Landing a large corporate client can seem like the ultimate accomplishment for a smaller business. The sizable new client promises more revenue, which could increase the smaller firm’s visibility and fuel more hiring and further growth. And it serves as a powerful tool for staff engagement and retention. But there are downsides as well: Big clients can be more demanding, they can take longer to pay their bills, and they tend to have large bureaucracies that slow decision-making. While the thought of taking on a corporate client may seem daunting, here are five ways for the smaller firm to ensure that the relationship is a productive one.
- Do not promise more than you can deliver. Only you know the capabilities of your company. Don’t overextend yourself or promise so much that you will shortchange other clients. That means sticking to the things that your company does best so you can deliver the highest quality work to the client.
- Be flexible and ready to adopt systems that your client already has in place. This could mean conforming to the client’s style of messaging and communicating, its software and computer network, and its bill-paying system. In order to do all these things, it’s also important that you understand the client’s culture.

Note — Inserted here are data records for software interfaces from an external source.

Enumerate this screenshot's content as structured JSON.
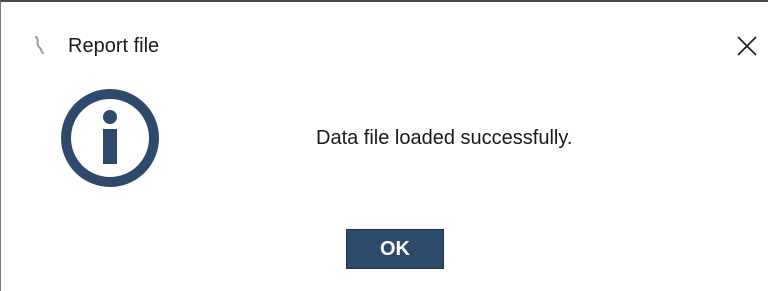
{
  "dialog": {
    "title": "Report file",
    "message": "Data file loaded successfully.",
    "ok_label": "OK"
  },
  "icons": {
    "app": "app-logo-icon",
    "close": "close-icon",
    "info": "info-icon"
  },
  "colors": {
    "info_icon": "#2d4a6c",
    "ok_button_bg": "#2d4a6c",
    "ok_button_text": "#ffffff",
    "text": "#1a1a1a"
  }
}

- Communicate clearly and with regularity. Keep your client up-to-date on the progress of all projects and do so in a manner that the client is comfortable with. Communicating frequently will show that you are committed to the project. Also, in your communications, don’t be afraid to suggest ideas that go beyond the scope of the current project. This may be a way to win new work.
- Don’t lose sight of your cash flow. Big companies have their own way of paying vendors. While the contract promises a fresh infusion of revenue, payments may be made more slowly than you would prefer. This may hurt cash flow at first and may require that you seek outside financing until you’re able to adjust to the new payment schedule.
- Emphasize and demonstrate your ability to respond quickly to requests. Because of their size, smaller companies can often do things more cheaply and in less time. And because small companies have less bureaucracy, the client will have direct access to top company executives. This speeds the decision-making process and helps eliminate miscommunication.
Balancing the pros and cons of taking on a corporate client can be difficult and it’s important to arm yourself with as many tools as possible to ensure that you are making the best decisions. One of the best tools available is a business degree. Whether you wish to earn a bachelor’s degree, a Master of Business Administration, or a similar degree, a great option to consider is online learning. Online universities can provide you with the degree program you want and the flexibility you need to complete your studies, while you continue to grow your business.
Walden University is an accredited institution offering a broad range of business and management degrees at the bachelor’s, master’s, and doctoral levels. Expand your career options and earn your degree in a convenient, flexible format that fits your busy life.
Walden University is accredited by The Higher Learning Commission, www.hlcommission.org.